[Stored entries]
::::

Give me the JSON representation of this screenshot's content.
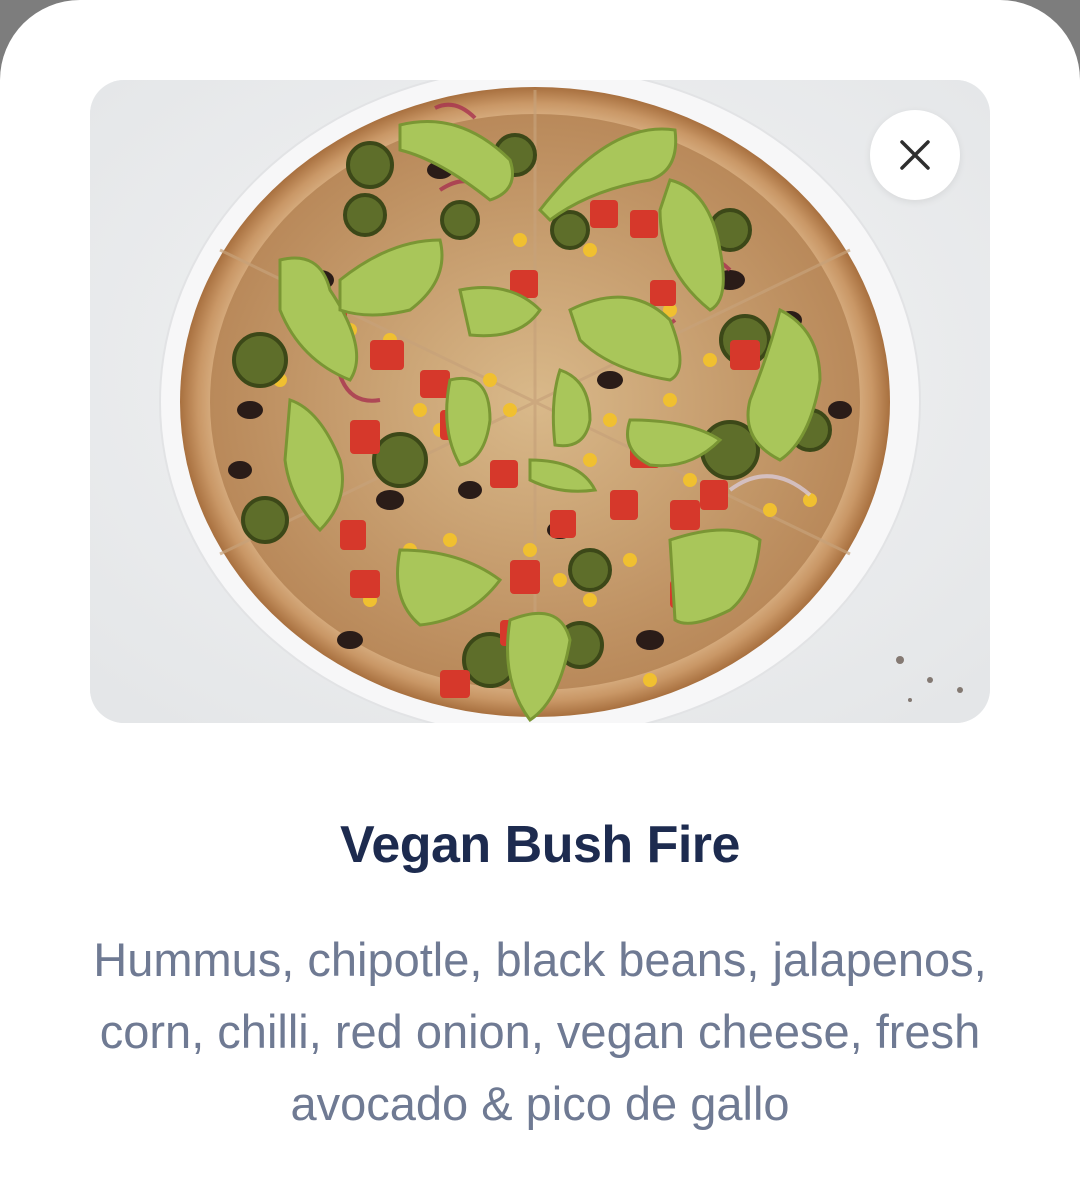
{
  "dialog": {
    "image_alt": "Vegan Bush Fire pizza",
    "close_icon": "close-icon",
    "title": "Vegan Bush Fire",
    "description": "Hummus, chipotle, black beans, jalapenos, corn, chilli, red onion, vegan cheese, fresh avocado & pico de gallo"
  },
  "colors": {
    "title": "#1d2b4f",
    "description": "#6f7a93",
    "sheet_background": "#ffffff",
    "backdrop": "#7d7d7d"
  }
}
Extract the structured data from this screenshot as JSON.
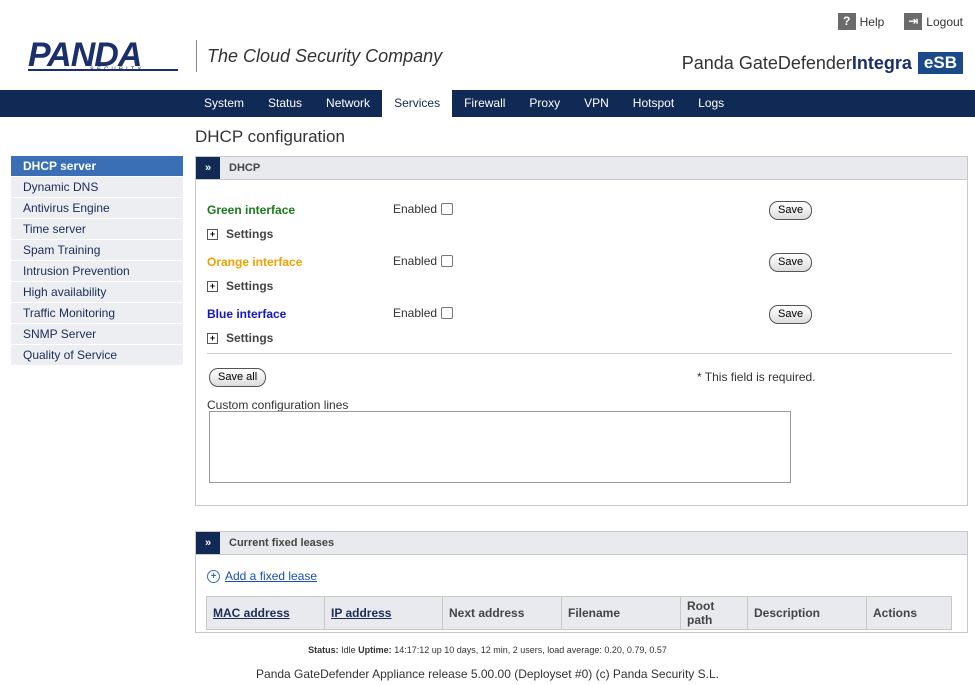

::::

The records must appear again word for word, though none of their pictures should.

Give me the JSON representation of this screenshot's content.
{
  "dialog": {
    "image_alt": "Vegan Bush Fire pizza",
    "close_icon": "close-icon",
    "title": "Vegan Bush Fire",
    "description": "Hummus, chipotle, black beans, jalapenos, corn, chilli, red onion, vegan cheese, fresh avocado & pico de gallo"
  },
  "colors": {
    "title": "#1d2b4f",
    "description": "#6f7a93",
    "sheet_background": "#ffffff",
    "backdrop": "#7d7d7d"
  }
}
Extract the structured data from this screenshot as JSON.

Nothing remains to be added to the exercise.